## THE PROBLEM
Repeat the entries without change, omitting the pictures.

*** Opening of DATA SUPPLIED ***

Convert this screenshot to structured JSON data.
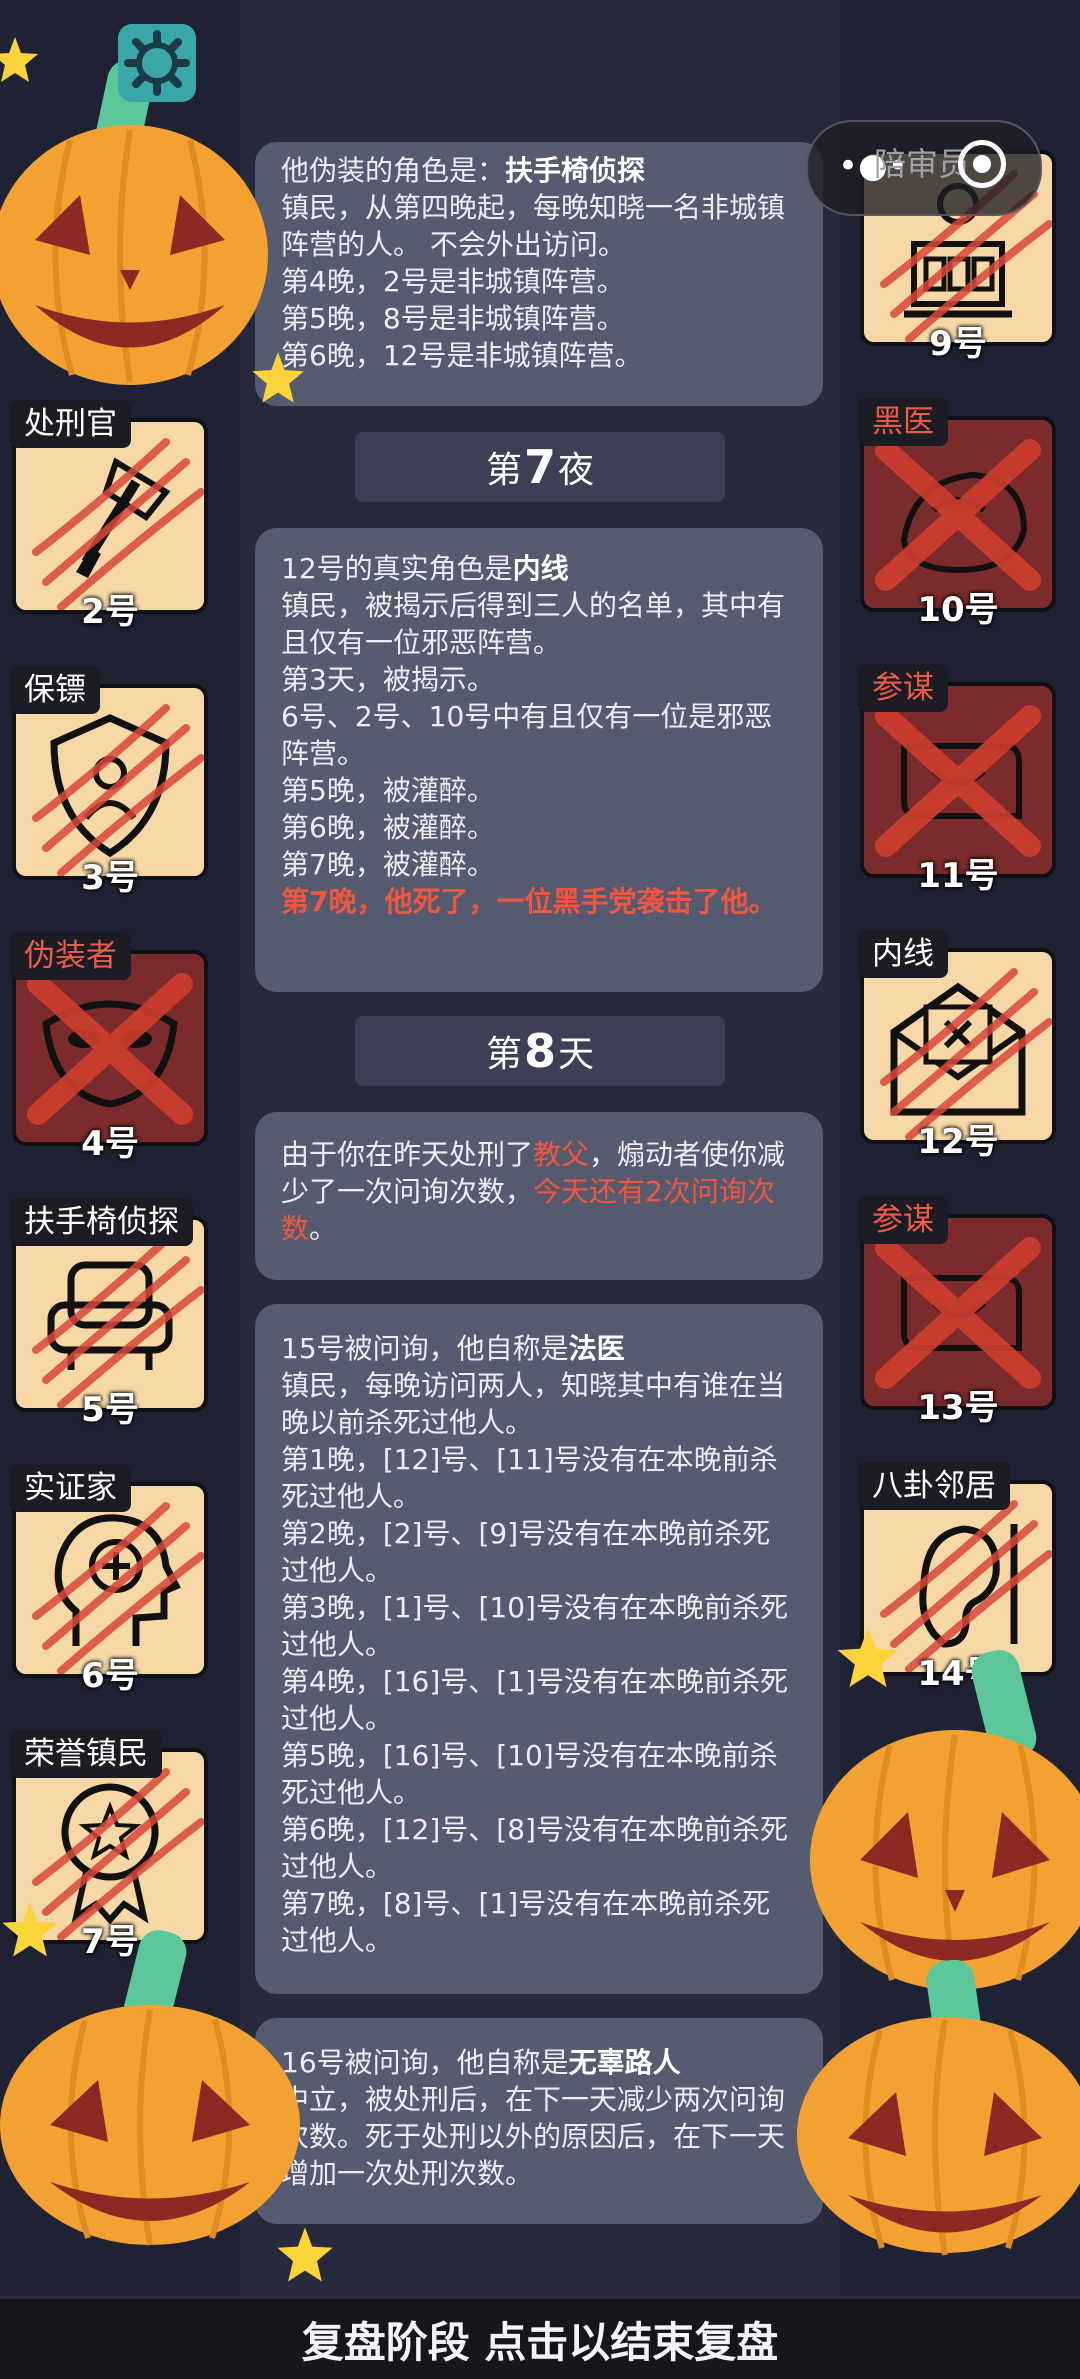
{
  "header": {
    "juror_label": "陪审员"
  },
  "players": [
    {
      "role": "处刑官",
      "number": "2号",
      "icon": "axe-icon",
      "dead": false,
      "role_red": false
    },
    {
      "role": "保镖",
      "number": "3号",
      "icon": "shield-icon",
      "dead": false,
      "role_red": false
    },
    {
      "role": "伪装者",
      "number": "4号",
      "icon": "mask-icon",
      "dead": true,
      "role_red": true
    },
    {
      "role": "扶手椅侦探",
      "number": "5号",
      "icon": "armchair-icon",
      "dead": false,
      "role_red": false
    },
    {
      "role": "实证家",
      "number": "6号",
      "icon": "head-plus-icon",
      "dead": false,
      "role_red": false
    },
    {
      "role": "荣誉镇民",
      "number": "7号",
      "icon": "medal-icon",
      "dead": false,
      "role_red": false
    },
    {
      "role": "",
      "number": "9号",
      "icon": "courthouse-icon",
      "dead": false,
      "role_red": false
    },
    {
      "role": "黑医",
      "number": "10号",
      "icon": "dark-doctor-icon",
      "dead": true,
      "role_red": true
    },
    {
      "role": "参谋",
      "number": "11号",
      "icon": "scroll-icon",
      "dead": true,
      "role_red": true
    },
    {
      "role": "内线",
      "number": "12号",
      "icon": "envelope-icon",
      "dead": false,
      "role_red": false
    },
    {
      "role": "参谋",
      "number": "13号",
      "icon": "scroll-icon",
      "dead": true,
      "role_red": true
    },
    {
      "role": "八卦邻居",
      "number": "14号",
      "icon": "ear-icon",
      "dead": false,
      "role_red": false
    }
  ],
  "log": {
    "block1": {
      "title_prefix": "他伪装的角色是：",
      "title_role": "扶手椅侦探",
      "lines": [
        "镇民，从第四晚起，每晚知晓一名非城镇阵营的人。 不会外出访问。",
        "第4晚，2号是非城镇阵营。",
        "第5晚，8号是非城镇阵营。",
        "第6晚，12号是非城镇阵营。"
      ]
    },
    "night7": {
      "prefix": "第",
      "n": "7",
      "suffix": "夜"
    },
    "block2": {
      "title_prefix": "12号的真实角色是",
      "title_role": "内线",
      "lines": [
        "镇民，被揭示后得到三人的名单，其中有且仅有一位邪恶阵营。",
        "第3天，被揭示。",
        "6号、2号、10号中有且仅有一位是邪恶阵营。",
        "第5晚，被灌醉。",
        "第6晚，被灌醉。",
        "第7晚，被灌醉。"
      ],
      "death": "第7晚，他死了，一位黑手党袭击了他。"
    },
    "day8": {
      "prefix": "第",
      "n": "8",
      "suffix": "天"
    },
    "block3": {
      "part1": "由于你在昨天处刑了",
      "target": "教父",
      "part2": "，煽动者使你减少了一次问询次数，",
      "remaining": "今天还有2次问询次数",
      "part3": "。"
    },
    "block4": {
      "title_prefix": "15号被问询，他自称是",
      "title_role": "法医",
      "lines": [
        "镇民，每晚访问两人，知晓其中有谁在当晚以前杀死过他人。",
        "第1晚，[12]号、[11]号没有在本晚前杀死过他人。",
        "第2晚，[2]号、[9]号没有在本晚前杀死过他人。",
        "第3晚，[1]号、[10]号没有在本晚前杀死过他人。",
        "第4晚，[16]号、[1]号没有在本晚前杀死过他人。",
        "第5晚，[16]号、[10]号没有在本晚前杀死过他人。",
        "第6晚，[12]号、[8]号没有在本晚前杀死过他人。",
        "第7晚，[8]号、[1]号没有在本晚前杀死过他人。"
      ]
    },
    "block5": {
      "title_prefix": "16号被问询，他自称是",
      "title_role": "无辜路人",
      "lines": [
        "中立，被处刑后，在下一天减少两次问询次数。死于处刑以外的原因后，在下一天增加一次处刑次数。"
      ]
    }
  },
  "footer": {
    "label": "复盘阶段 点击以结束复盘"
  },
  "colors": {
    "background": "#1f2233",
    "card_alive": "#f6d8a6",
    "card_dead": "#7b2b2b",
    "highlight": "#f0563e",
    "pumpkin": "#f4a733"
  }
}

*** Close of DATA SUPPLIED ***

## EXPECTED ANSWER
Convert this screenshot to structured JSON data.
{
  "header": {
    "juror_label": "陪审员"
  },
  "players": [
    {
      "role": "处刑官",
      "number": "2号",
      "icon": "axe-icon",
      "dead": false,
      "role_red": false
    },
    {
      "role": "保镖",
      "number": "3号",
      "icon": "shield-icon",
      "dead": false,
      "role_red": false
    },
    {
      "role": "伪装者",
      "number": "4号",
      "icon": "mask-icon",
      "dead": true,
      "role_red": true
    },
    {
      "role": "扶手椅侦探",
      "number": "5号",
      "icon": "armchair-icon",
      "dead": false,
      "role_red": false
    },
    {
      "role": "实证家",
      "number": "6号",
      "icon": "head-plus-icon",
      "dead": false,
      "role_red": false
    },
    {
      "role": "荣誉镇民",
      "number": "7号",
      "icon": "medal-icon",
      "dead": false,
      "role_red": false
    },
    {
      "role": "",
      "number": "9号",
      "icon": "courthouse-icon",
      "dead": false,
      "role_red": false
    },
    {
      "role": "黑医",
      "number": "10号",
      "icon": "dark-doctor-icon",
      "dead": true,
      "role_red": true
    },
    {
      "role": "参谋",
      "number": "11号",
      "icon": "scroll-icon",
      "dead": true,
      "role_red": true
    },
    {
      "role": "内线",
      "number": "12号",
      "icon": "envelope-icon",
      "dead": false,
      "role_red": false
    },
    {
      "role": "参谋",
      "number": "13号",
      "icon": "scroll-icon",
      "dead": true,
      "role_red": true
    },
    {
      "role": "八卦邻居",
      "number": "14号",
      "icon": "ear-icon",
      "dead": false,
      "role_red": false
    }
  ],
  "log": {
    "block1": {
      "title_prefix": "他伪装的角色是：",
      "title_role": "扶手椅侦探",
      "lines": [
        "镇民，从第四晚起，每晚知晓一名非城镇阵营的人。 不会外出访问。",
        "第4晚，2号是非城镇阵营。",
        "第5晚，8号是非城镇阵营。",
        "第6晚，12号是非城镇阵营。"
      ]
    },
    "night7": {
      "prefix": "第",
      "n": "7",
      "suffix": "夜"
    },
    "block2": {
      "title_prefix": "12号的真实角色是",
      "title_role": "内线",
      "lines": [
        "镇民，被揭示后得到三人的名单，其中有且仅有一位邪恶阵营。",
        "第3天，被揭示。",
        "6号、2号、10号中有且仅有一位是邪恶阵营。",
        "第5晚，被灌醉。",
        "第6晚，被灌醉。",
        "第7晚，被灌醉。"
      ],
      "death": "第7晚，他死了，一位黑手党袭击了他。"
    },
    "day8": {
      "prefix": "第",
      "n": "8",
      "suffix": "天"
    },
    "block3": {
      "part1": "由于你在昨天处刑了",
      "target": "教父",
      "part2": "，煽动者使你减少了一次问询次数，",
      "remaining": "今天还有2次问询次数",
      "part3": "。"
    },
    "block4": {
      "title_prefix": "15号被问询，他自称是",
      "title_role": "法医",
      "lines": [
        "镇民，每晚访问两人，知晓其中有谁在当晚以前杀死过他人。",
        "第1晚，[12]号、[11]号没有在本晚前杀死过他人。",
        "第2晚，[2]号、[9]号没有在本晚前杀死过他人。",
        "第3晚，[1]号、[10]号没有在本晚前杀死过他人。",
        "第4晚，[16]号、[1]号没有在本晚前杀死过他人。",
        "第5晚，[16]号、[10]号没有在本晚前杀死过他人。",
        "第6晚，[12]号、[8]号没有在本晚前杀死过他人。",
        "第7晚，[8]号、[1]号没有在本晚前杀死过他人。"
      ]
    },
    "block5": {
      "title_prefix": "16号被问询，他自称是",
      "title_role": "无辜路人",
      "lines": [
        "中立，被处刑后，在下一天减少两次问询次数。死于处刑以外的原因后，在下一天增加一次处刑次数。"
      ]
    }
  },
  "footer": {
    "label": "复盘阶段 点击以结束复盘"
  },
  "colors": {
    "background": "#1f2233",
    "card_alive": "#f6d8a6",
    "card_dead": "#7b2b2b",
    "highlight": "#f0563e",
    "pumpkin": "#f4a733"
  }
}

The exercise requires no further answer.